Extend landfill tax to incinerator emissions, says white paper
The UK should price emissions from waste disposal, including landfill and incineration, to help reach the country’s target of net-zero carbon emissions by 2050, according to a new white paper by the Zero Carbon Campaign released on Monday (21 September).
Launched at an event organised by Green Alliance, the new white paper outlines how the UK Government can introduce carbon pricing across waste, electricity, heating, aviation, shipping, industry and agriculture to reduce carbon emissions.
It calls upon the UK Government to increase landfill tax to reach £75 per tonne of CO2 equivalent (tCO2e) by 2035 and to extend it so that it includes emissions from waste incineration, as well as emissions from other energy-from-waste (EfW) plants.
The white paper estimates that increasing this tax could bring in £27 billion by 2030 which the government could then put towards innovation and investment in green technologies, including de-risking early stage deployment of carbon capture and storage in energy from EfW facilities.
Landfill tax – currently £94.15 per tonne of waste sent to landfill – has been one of the most successful environmental taxes, both in diverting waste from landfill and in reducing waste emissions, with landfill emissions falling by 77 per cent since 1990.

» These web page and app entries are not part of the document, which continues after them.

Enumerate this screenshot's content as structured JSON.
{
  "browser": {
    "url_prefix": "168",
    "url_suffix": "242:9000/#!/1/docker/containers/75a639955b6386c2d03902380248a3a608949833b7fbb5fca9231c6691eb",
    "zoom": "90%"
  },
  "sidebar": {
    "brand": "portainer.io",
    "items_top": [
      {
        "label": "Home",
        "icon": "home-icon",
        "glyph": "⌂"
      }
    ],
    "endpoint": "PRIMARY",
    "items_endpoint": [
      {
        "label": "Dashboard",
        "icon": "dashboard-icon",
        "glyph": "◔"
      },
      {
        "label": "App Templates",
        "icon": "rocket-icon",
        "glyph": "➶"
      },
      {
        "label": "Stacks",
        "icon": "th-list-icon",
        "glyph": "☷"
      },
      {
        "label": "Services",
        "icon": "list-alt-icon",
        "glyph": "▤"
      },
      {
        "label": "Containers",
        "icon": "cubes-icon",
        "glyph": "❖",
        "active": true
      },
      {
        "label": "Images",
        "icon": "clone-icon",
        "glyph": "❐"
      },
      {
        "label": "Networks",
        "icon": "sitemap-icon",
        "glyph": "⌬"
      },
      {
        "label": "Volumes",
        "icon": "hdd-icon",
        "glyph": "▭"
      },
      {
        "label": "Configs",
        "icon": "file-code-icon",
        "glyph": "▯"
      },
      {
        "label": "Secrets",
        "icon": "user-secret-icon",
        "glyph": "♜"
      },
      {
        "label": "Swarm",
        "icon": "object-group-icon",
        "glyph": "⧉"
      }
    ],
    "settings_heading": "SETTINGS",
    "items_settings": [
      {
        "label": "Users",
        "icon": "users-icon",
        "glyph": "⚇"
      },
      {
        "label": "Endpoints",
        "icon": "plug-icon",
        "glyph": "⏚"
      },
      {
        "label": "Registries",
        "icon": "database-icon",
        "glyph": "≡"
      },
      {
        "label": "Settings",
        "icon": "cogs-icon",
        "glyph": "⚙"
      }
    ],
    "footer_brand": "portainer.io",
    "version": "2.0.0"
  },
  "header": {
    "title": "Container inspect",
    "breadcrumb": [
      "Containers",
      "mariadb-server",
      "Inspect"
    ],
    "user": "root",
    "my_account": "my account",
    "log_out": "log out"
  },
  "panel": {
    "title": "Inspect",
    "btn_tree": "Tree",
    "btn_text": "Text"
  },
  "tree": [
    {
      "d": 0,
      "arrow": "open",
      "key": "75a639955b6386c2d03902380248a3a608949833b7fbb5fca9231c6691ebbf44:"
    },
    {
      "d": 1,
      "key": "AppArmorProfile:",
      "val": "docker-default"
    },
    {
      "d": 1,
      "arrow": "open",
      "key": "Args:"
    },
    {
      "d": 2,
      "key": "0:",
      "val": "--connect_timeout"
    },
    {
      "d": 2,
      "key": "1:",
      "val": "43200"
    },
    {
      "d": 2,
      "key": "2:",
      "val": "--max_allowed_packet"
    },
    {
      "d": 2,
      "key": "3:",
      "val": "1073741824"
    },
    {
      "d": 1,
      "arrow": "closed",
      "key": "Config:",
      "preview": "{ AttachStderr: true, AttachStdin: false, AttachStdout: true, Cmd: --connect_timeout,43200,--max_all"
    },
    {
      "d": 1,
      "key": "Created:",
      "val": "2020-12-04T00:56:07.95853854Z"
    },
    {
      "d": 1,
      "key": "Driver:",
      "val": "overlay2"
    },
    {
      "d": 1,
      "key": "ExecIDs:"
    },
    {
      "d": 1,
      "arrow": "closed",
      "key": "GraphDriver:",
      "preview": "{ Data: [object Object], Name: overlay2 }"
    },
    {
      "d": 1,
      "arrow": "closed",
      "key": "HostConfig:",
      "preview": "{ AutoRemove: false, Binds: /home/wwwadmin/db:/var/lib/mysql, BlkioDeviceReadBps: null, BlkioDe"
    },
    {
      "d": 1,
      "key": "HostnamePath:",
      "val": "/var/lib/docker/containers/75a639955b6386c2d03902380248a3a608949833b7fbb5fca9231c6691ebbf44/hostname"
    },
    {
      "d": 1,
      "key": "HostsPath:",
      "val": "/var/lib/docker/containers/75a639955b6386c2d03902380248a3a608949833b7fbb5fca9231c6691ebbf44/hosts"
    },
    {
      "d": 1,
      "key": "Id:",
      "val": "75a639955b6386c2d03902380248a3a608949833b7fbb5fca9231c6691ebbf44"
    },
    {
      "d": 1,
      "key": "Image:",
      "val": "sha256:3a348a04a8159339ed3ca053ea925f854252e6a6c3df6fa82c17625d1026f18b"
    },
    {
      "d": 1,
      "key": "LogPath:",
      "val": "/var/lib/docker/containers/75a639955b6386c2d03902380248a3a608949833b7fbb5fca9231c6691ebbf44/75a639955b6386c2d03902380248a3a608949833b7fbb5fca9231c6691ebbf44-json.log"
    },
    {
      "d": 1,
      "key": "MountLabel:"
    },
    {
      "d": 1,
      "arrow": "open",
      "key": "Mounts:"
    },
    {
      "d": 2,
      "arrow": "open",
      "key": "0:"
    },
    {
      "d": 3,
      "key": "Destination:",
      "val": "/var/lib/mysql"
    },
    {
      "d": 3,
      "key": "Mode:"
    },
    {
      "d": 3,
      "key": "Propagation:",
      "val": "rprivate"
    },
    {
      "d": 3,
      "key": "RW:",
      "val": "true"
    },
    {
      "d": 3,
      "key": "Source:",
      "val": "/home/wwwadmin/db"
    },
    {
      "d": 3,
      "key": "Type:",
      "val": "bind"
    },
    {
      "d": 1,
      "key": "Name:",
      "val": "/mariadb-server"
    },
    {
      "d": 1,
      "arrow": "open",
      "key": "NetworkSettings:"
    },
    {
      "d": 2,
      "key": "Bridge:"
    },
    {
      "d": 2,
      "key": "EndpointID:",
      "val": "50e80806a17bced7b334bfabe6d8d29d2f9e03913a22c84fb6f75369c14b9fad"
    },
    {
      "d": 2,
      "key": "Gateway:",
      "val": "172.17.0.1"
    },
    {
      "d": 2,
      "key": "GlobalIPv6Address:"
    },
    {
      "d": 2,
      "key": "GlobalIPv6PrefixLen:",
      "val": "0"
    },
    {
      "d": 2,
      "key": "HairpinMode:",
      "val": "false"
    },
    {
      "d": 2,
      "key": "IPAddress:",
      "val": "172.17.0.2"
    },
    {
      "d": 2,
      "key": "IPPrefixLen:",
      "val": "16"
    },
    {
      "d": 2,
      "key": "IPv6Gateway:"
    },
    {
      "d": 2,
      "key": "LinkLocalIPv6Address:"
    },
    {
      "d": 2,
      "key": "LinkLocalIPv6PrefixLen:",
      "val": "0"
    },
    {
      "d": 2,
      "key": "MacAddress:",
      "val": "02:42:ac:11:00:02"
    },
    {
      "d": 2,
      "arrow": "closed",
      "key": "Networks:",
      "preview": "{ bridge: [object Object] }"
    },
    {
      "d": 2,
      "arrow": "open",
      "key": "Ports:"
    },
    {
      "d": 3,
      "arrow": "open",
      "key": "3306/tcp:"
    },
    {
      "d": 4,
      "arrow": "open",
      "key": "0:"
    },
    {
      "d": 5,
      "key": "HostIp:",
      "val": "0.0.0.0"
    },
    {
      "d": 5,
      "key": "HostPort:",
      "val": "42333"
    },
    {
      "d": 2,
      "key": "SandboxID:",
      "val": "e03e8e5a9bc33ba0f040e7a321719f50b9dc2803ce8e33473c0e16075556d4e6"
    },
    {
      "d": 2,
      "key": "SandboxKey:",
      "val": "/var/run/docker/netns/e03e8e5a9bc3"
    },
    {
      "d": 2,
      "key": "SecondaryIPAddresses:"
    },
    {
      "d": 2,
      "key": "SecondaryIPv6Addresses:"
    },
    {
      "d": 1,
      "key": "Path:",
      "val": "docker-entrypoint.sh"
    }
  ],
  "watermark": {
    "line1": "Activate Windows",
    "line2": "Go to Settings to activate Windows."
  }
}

Commenting on proposal, Libby Peake, Head of Resource Policy at Green Alliance, said: “For a long time after it was introduced, the landfill tax seemed to be very effective at diverting waste from landfill.
“But it’s now clear that its main achievement has been to divert waste straight into incineration. This is not compatible with a resource efficient, net zero world where waste is recycled, reused and – ideally – eliminated entirely. It’s clearly time to improve the landfill tax and revisit how the tax system can help us tackle waste.”
The proposal to extend it to waste incineration would be a controversial one, though calls have been increasing for an incineration tax in recent times.
Several MPs called for one in a Parliamentary debate at the start of the year, while UK Without Incineration Network (UKWIN) also recommended such a tax in 2017, while the former Chief Scientific Advisor to the Department for Environment, Food and Rural Affairs (Defra) Ian Boyd also called for its introduction in 2018.
The government has previously been against introducing an incineration tax, though in both Autumn Statement in 2018 and its Resources and Waste Strategy, the government stated that it would consider an incinerator tax in the future if long-term waste ambitions to maximise the amount of waste sent for recycling are not met.
Such proposals will likely encounter strong resistance from the waste management sector, with the Environmental Services Association (ESA) previously pushing back against criticism and calling for an end to the ‘demonisation’ of EfW, while think tank Policy Connect said that EfW is the solution to the UK’s long-term waste problem and should be the recipient of significant investment.
The white paper also recommends several pieces of legislation to reduce emissions from waste. These include banning recyclable materials and biodegradable waste from going into landfills, implementing extended producer responsibility (EPR) mechanisms and tightening restrictions on exporting waste overseas.
A biodegradable landfill ban has previously been called for by The Committee on Climate Change (CCC) after statistics showed that the UK was struggling to stay on track with efforts to curb greenhouse gas emissions. The UK Circular Economy Package (CEP) which transposes the majority of the EU CEP into UK law includes a ban on waste separately collected for recycling being sent to landfill or incineration, but the new white paper calls for all recyclable material, no matter how it was collected, from being disposed of.
The government’s much anticipated Environment Bill is due to include a ban on exporting plastic waste to developing countries. The UK’s plastic exports have had devastating impacts on Southeast Asian Communities where British waste has led to contaminated water supplies, failing crops and respiratory illnesses from the fumes caused from burning plastic.
The white paper was organised by the Zero Carbon Campaign’s commission, which includes John Sauven (Executive Director, Greenpeace UK), Lord Adair Turner (Former Chair, Committee on Climate Change) and Dr Rhian-Mari Thomas (CEO, Green Finance Institute).
It has been endorsed by Lord Nicholas Stern (Chair of the Grantham Research Institute on Climate Change and the Environment at the London School of Economics), Benet Northcote (Former Director of Corporate Responsibility at John Lewis Partnership), Clementine Cowton (Director of Policy, Octopus Energy Group) and Ian Parry (Principal Environment Fiscal Policy Expert, International Monetary Fund).
Commenting on the white paper, Lord Nicholas Stern, Chair of the Grantham Research Institute on Climate Change and the Environment, said: “A higher, simpler and more broadly applied carbon price is a crucial element in the fostering of a post-Covid economic recovery that is consistent with net-zero emissions by 2050. The ZeroC report contains detailed, thoughtful and pragmatic advice which the Government would be well advised to heed. The drive to zero carbon will be at the core of the sustainable and inclusive growth story of the 21st century.”
The white paper follows recent reports from the Committee on Climate Change, the Institute for Government and Climate Assembly UK. All three reports urge the UK Government to ramp up its climate ambition and set out a clear strategy for achieving net zero ahead of COP26, which will be hosted in Glasgow next November.